RECORDS TO PROCESS
----

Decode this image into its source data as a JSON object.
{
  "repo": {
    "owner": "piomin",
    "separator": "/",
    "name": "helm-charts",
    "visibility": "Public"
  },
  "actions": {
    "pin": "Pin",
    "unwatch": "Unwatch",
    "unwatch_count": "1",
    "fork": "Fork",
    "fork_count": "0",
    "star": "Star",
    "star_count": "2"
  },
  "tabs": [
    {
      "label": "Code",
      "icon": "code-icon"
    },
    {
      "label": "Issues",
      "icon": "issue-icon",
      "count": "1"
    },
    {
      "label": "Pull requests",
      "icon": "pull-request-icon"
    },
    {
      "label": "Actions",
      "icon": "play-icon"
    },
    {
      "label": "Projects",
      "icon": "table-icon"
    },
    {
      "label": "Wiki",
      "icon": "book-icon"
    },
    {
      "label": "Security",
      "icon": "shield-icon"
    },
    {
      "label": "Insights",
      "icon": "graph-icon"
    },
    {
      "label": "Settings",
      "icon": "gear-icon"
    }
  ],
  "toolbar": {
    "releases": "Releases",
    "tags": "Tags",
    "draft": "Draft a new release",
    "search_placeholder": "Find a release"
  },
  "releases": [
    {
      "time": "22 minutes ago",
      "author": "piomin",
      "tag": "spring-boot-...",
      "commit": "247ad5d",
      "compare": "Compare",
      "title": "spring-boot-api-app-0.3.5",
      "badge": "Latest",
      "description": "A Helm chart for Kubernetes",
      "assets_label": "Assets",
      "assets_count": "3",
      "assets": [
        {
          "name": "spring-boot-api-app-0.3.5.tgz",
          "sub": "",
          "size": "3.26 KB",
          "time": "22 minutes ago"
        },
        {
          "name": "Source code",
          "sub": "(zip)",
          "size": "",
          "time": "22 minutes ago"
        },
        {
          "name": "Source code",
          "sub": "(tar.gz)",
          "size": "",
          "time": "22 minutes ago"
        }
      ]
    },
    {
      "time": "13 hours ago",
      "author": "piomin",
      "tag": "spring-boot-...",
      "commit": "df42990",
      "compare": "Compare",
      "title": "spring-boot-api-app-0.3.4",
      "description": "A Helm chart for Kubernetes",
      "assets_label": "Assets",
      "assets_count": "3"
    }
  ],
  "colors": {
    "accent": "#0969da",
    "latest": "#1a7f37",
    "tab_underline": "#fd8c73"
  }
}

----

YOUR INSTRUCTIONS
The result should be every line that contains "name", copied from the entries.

ANSWER TO THIS TASK
    "name": "helm-charts",
          "name": "spring-boot-api-app-0.3.5.tgz",
          "name": "Source code",
          "name": "Source code",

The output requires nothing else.